**Work request:** What is needed here is every line of the records that includes "true".
[Input material — start]
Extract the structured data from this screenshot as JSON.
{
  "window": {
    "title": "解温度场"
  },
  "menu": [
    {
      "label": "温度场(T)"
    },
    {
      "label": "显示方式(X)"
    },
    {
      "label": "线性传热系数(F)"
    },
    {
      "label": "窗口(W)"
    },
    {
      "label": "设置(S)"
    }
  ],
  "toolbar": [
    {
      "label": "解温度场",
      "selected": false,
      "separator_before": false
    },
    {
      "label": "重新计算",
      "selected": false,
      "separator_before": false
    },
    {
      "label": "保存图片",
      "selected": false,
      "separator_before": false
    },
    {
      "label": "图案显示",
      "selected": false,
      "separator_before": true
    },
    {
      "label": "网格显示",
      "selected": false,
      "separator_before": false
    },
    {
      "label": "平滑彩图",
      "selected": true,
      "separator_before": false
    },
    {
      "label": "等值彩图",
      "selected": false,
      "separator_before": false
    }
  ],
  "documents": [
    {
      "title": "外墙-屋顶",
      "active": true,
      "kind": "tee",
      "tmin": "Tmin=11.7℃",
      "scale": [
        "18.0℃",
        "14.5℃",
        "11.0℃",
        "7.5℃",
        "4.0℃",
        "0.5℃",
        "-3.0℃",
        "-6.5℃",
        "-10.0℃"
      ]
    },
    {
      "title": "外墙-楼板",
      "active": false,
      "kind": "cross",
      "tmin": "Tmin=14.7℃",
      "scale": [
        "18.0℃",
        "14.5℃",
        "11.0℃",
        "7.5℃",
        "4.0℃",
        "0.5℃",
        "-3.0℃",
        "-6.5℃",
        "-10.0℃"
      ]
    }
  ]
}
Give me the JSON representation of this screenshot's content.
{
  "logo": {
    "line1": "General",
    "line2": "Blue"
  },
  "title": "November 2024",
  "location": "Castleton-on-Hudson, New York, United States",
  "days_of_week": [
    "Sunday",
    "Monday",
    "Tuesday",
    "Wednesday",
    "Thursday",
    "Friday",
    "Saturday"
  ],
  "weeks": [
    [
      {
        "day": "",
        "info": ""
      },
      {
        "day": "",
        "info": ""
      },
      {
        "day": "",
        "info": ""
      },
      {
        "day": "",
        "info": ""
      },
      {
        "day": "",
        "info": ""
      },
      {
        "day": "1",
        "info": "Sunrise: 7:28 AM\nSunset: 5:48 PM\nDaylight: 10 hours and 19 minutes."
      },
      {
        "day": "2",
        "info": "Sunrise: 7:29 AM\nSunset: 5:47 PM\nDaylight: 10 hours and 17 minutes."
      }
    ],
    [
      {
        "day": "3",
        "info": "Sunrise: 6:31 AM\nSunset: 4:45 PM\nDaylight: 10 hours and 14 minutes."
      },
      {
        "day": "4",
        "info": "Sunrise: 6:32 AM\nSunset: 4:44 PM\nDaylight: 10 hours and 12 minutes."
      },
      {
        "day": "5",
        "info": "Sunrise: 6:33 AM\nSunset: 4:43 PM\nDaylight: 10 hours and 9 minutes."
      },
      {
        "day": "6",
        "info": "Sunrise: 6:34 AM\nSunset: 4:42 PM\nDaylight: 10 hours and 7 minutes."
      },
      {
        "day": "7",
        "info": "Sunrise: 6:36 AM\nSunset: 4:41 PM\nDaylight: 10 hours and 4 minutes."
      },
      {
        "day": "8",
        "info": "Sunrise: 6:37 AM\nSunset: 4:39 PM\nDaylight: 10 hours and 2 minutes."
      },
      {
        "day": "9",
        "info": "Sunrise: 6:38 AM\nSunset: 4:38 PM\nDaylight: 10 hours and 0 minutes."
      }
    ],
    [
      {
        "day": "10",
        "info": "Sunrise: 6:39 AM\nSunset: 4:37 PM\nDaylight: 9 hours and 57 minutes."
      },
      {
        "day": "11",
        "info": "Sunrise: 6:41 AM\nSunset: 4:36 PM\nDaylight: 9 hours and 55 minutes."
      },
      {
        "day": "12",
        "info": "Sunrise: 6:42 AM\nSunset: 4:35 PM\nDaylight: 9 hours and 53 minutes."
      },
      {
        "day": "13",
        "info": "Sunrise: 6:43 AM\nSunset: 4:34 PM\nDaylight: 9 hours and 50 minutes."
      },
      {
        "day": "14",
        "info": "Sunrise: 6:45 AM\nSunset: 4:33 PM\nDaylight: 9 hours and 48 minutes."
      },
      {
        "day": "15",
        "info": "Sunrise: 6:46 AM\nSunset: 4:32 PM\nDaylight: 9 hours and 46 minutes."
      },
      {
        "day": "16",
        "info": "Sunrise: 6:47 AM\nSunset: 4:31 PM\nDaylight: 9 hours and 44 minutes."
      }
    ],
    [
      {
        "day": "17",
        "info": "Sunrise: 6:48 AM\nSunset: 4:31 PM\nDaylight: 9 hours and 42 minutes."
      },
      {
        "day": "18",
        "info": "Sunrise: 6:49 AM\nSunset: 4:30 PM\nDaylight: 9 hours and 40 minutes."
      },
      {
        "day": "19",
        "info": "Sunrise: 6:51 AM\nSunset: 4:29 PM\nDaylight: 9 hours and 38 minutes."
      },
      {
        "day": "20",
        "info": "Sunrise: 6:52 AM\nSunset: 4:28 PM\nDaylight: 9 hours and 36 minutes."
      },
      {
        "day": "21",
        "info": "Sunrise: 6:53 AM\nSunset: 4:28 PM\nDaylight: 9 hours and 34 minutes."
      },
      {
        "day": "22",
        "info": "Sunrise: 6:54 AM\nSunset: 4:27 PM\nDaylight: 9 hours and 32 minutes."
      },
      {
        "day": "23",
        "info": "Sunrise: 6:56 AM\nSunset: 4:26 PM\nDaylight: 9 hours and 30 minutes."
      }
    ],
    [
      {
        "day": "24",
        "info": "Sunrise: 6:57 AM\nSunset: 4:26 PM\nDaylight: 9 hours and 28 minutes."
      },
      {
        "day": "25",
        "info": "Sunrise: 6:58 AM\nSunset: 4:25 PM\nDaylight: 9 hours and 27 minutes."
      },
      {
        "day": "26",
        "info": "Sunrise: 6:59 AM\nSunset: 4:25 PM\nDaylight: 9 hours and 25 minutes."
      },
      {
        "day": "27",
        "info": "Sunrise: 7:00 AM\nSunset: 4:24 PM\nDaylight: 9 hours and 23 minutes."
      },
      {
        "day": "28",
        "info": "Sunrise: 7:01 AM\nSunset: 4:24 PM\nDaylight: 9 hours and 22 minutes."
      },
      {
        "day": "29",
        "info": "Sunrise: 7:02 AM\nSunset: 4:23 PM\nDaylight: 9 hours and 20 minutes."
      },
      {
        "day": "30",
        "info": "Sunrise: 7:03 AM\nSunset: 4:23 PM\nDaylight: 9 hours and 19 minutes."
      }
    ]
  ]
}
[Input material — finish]
**Task output:**
      "separator_before": true
      "selected": true,
      "active": true,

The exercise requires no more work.